compound.
For example, in hydrogen peroxide, there is 1 part by
mass of hydrogen for every 16 parts by mass of
oxygen. Because the atomic mass of hydrogen is 1.008
amu and that of oxygen is 16.00 amu, there is one H
atom for every O atom. Thus, the empirical formula is
HO
Molecular Formula: The molecular formula
shows the actual number of atoms of each
element in a molecule: the molecular formula
of hydrogen peroxide is H2O2, twice the
empirical formula.
Structural Formula: The structural formula
shows the relative placement and connections
of atoms in the molecule: the structural
formula is H O O - H
Calculating the Empirical Formula
1. Determine the mass (g) of each component
element.
2. Convert each mass (g) to amount (mol), and
write a preliminary formula.
3. Convert the amounts (mol) mathematically to
whole-number (integer) subscripts.
4. To accomplish this math conversion,
Divide each subscript by the smallest subscript, and
If necessary, multiply through by the smallest integer
that turns all subscripts into integers.
Calculating the Molecular Formula
Different compounds with same
empirical formula
Isomers
Isomers are compounds with the same
molecular formula, and thus molar mass, but
different properties.
Constitutional, or structural, isomers occur
when the atoms link together in different
arrangements.
Balancing Chemical Equations
Steps in Balancing the equations
1. Translating the statement: We first translate the
chemical statement into a skeleton equation:
the substances present before the change,
called reactants, are placed to the left of a yield
arrow, which points to the substances produced
during the change, called products
2. Balancing the atoms: By shifting our attention
back and forth, we match the numbers of each
type of atom on the left and the right of the
yield arrow.
3. Adjusting the coefficients: There are several
4. Checking: After balancing and adjusting the
coefficients, we always check that the equation
is balanced.
5. Specifying the states of matter: The final
equation also indicates the physical state of
each substance or whether it is dissolved in
water.
Stoichiometry
Stoichiometry deals with the relationships
between amounts of reactants and products
involved in a reaction.
Its major application is in the field of analytical
chemistry, which is concerned with the
determination of the amounts of substances
in real-world material samples.
Relating Amounts of Reactants
and Products
Using Moles of Reaction
One mole of reaction is defined as the extent
of reaction where the changes in the moles of
reactants of products correspond to their
coefficients in the balanced equation.
Percent Yield
Limiting reactant is defined as the reactant
that would (not will) run out first.
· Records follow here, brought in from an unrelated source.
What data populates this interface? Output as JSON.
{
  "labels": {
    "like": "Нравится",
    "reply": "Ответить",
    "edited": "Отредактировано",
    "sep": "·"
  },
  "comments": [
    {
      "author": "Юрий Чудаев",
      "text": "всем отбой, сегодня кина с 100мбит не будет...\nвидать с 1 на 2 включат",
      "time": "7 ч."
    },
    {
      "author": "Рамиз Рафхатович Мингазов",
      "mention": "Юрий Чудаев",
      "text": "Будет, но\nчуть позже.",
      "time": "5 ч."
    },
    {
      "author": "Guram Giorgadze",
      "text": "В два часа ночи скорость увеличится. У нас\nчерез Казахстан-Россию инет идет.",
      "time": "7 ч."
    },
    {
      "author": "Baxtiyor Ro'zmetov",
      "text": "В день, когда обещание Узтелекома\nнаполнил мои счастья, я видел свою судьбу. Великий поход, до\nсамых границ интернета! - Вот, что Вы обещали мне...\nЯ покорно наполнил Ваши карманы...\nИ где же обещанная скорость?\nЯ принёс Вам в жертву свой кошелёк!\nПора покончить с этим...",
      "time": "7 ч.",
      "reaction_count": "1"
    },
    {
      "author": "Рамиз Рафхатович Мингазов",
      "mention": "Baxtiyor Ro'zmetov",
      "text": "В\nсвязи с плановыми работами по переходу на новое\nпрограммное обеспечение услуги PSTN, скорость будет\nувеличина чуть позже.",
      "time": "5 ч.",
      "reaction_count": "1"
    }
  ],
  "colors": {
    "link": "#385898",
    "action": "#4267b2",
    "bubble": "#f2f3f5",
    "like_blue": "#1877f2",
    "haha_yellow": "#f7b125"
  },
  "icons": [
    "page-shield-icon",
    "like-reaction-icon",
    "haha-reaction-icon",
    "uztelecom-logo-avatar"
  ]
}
Strictly
speaking, in reality, no reactant is completely
consumed.
Next Week Lecture
Oxidation numbers
Oxidation state
Chemical reaction types
Limiting reactants and product yield
Redox chemistry
For any further clarifications